[pullquote]“I think my mom would be very proud.” – playwright David Hudgins[/pullquote]“You have a certain perspective as you get older and over the years I kept running into things that told me this was going to be a good story,” says Hudgins of his decision to tackle such a personal and tragic part of his life. “I remember being at a theatre party a few years after my mom died and this guy tapped me on the shoulder and said ‘remember me, I played your mother’s liver in a play once’. I thought that was so weird for someone to say that, but it also helped me to realized that there was actually a story here.”
A play-within-a-play, Small Parts is not only Hudgins’ memory of what took place, it also includes some of the original dialogue from his mother’s script, The Ovarian Dialogues. “I did go back to the original script, not a whole lot, but there is a homage to the original,” he says.
Recalling that the writing of the initial script was relatively painless, it was when Hudgins began on the inevitable re-writes that he found the process more difficult, but perhaps not for the reason one might think given the personal nature of its story.
“The first draft was pretty easy because it came from my memory,” he says. “Taking it further and playing and stretching it and making it theatrical was much more difficult.”
But while Hudgins says the process of writing wasn’t particularly tough, the memories that it forced back to the surface were. “It was painful at times to write,” he admits. “It was painful in the sense of reliving certain memories.”
One particular memory Hudgins retains is of his mother lying in a cold white room getting an MRI and realizing that she would be dead within the year.
“With the pain comes the memory of the person,” he says. “On some level, and I’m not a very religious person, there is also a spiritual element to reliving that person’s life and memory.”
With ten years since his mother’s death though, Hudgins is now able to look at that period of his life with a new perspective and not a little humour.
“Time does heal a lot of wounds,” he says. “I can talk about it now and look at the lighter side with a sense of gratitude for having had this story to tell. It has allowed me to deal with her death in a positive way and to look back and realize that these memories were gifts.”
Along with mother and son, the Small Parts central characters also include Ariel, the daughter/sister who suffers from adult ADHD and mental issues and finds her support system dying with the mother. Ariel is also based on Hudgins’ real-life sister.
“My sister is not alive as she did succumb to the effects of her own mental illness,” says Hudgins. “The play is a tribute in some ways to her as well as someone who fell through the cracks of the system. It made writing the play that much more vulnerable and raw.”
But even with all the talk about cancer and mental illness, director Marissa Smith doesn’t want to leave audiences with the impression that Small Parts is one big downer.
“David has a great sense of humour and a really great sense of family that shines through,” says Smith. “There will be moments that will dig in with what is happening emotionally with these characters, but there is also this magical realism quality to it. My hope is that the audience gets to go on a bit of an imagination journey as well, with buoyancy and whimsy.”
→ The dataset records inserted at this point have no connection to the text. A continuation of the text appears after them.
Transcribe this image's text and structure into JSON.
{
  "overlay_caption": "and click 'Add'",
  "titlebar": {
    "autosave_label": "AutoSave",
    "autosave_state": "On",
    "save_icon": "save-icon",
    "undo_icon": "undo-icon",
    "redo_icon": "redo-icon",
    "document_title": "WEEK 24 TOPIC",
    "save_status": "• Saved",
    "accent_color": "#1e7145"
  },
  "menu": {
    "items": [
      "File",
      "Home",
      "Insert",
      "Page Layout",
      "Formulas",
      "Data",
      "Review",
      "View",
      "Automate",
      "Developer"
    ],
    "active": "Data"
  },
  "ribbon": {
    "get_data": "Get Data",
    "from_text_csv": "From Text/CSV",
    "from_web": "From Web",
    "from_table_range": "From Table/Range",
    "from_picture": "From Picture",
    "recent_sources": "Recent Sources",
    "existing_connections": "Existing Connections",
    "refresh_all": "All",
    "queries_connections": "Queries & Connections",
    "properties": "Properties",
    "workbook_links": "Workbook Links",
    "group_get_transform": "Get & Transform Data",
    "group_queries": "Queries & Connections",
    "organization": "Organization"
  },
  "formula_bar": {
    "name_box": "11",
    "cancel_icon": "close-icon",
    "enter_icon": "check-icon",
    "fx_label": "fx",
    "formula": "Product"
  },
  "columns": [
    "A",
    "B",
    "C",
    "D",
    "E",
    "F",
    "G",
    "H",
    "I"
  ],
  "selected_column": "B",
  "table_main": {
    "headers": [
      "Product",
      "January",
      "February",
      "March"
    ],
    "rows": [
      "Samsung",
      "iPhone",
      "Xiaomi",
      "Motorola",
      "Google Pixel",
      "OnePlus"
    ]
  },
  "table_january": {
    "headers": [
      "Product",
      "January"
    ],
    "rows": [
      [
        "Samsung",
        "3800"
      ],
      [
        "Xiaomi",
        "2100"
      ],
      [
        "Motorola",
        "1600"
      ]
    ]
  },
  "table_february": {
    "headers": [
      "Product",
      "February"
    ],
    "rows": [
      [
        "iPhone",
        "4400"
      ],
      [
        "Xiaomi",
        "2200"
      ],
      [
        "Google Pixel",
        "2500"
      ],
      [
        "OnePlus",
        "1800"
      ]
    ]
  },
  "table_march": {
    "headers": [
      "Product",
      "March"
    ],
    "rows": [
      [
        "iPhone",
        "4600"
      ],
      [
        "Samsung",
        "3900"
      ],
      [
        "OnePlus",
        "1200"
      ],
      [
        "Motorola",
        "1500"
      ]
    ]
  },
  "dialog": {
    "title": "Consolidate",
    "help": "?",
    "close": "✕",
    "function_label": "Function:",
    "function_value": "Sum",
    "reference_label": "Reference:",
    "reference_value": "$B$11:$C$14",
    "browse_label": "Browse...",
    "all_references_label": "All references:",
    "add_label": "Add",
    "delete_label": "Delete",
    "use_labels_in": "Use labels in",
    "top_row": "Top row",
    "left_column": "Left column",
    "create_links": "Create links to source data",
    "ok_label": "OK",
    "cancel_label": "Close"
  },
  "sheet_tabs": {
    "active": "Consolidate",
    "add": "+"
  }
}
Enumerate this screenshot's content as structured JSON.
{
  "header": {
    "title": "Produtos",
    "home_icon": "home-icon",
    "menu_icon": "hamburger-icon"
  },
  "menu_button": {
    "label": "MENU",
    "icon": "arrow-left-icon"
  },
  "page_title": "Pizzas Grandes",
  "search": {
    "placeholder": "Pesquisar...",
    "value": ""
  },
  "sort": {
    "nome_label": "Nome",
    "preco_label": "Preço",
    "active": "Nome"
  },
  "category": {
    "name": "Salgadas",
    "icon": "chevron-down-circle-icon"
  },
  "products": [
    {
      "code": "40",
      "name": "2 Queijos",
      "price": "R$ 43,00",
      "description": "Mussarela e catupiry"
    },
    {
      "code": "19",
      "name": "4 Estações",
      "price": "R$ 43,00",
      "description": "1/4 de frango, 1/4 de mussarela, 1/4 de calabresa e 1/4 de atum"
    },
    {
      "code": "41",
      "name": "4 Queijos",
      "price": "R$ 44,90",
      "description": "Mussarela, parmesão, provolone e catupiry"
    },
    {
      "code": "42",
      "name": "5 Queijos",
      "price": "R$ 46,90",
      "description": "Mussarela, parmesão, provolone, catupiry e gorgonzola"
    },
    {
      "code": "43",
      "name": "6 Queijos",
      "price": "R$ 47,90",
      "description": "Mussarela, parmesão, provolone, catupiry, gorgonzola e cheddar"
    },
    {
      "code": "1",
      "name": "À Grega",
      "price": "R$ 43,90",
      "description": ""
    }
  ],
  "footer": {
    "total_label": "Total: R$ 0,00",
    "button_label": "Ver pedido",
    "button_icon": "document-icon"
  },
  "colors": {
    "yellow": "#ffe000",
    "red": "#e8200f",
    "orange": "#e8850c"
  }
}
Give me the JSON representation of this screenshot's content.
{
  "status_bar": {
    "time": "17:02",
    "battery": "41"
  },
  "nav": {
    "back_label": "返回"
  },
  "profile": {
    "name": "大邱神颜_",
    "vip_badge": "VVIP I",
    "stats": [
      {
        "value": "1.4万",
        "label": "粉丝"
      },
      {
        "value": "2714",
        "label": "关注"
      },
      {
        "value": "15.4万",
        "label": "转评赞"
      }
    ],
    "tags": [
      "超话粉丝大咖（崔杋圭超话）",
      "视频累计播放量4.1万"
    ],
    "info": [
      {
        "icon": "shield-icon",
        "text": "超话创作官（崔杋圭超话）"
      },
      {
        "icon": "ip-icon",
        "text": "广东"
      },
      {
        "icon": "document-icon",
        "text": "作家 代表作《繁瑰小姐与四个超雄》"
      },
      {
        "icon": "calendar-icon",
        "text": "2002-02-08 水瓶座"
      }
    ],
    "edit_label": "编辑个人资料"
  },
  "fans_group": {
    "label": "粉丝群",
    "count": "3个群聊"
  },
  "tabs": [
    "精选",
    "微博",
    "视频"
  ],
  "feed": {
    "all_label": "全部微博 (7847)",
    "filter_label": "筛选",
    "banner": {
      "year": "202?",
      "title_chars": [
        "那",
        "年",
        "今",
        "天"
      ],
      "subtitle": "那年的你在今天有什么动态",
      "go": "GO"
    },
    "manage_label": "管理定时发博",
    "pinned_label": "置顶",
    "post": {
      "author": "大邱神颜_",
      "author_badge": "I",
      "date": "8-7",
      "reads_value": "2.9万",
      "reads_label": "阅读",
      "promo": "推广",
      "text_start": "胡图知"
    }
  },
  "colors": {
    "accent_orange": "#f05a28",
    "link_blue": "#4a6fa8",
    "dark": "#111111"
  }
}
As for how he thinks his mom would react to the play? “I think my mom would be very proud.”
Small Parts plays Performance Works (1218 Cartwright St, Granville Island) November 12-23. Visit http://solocollective.ca for tickets and information.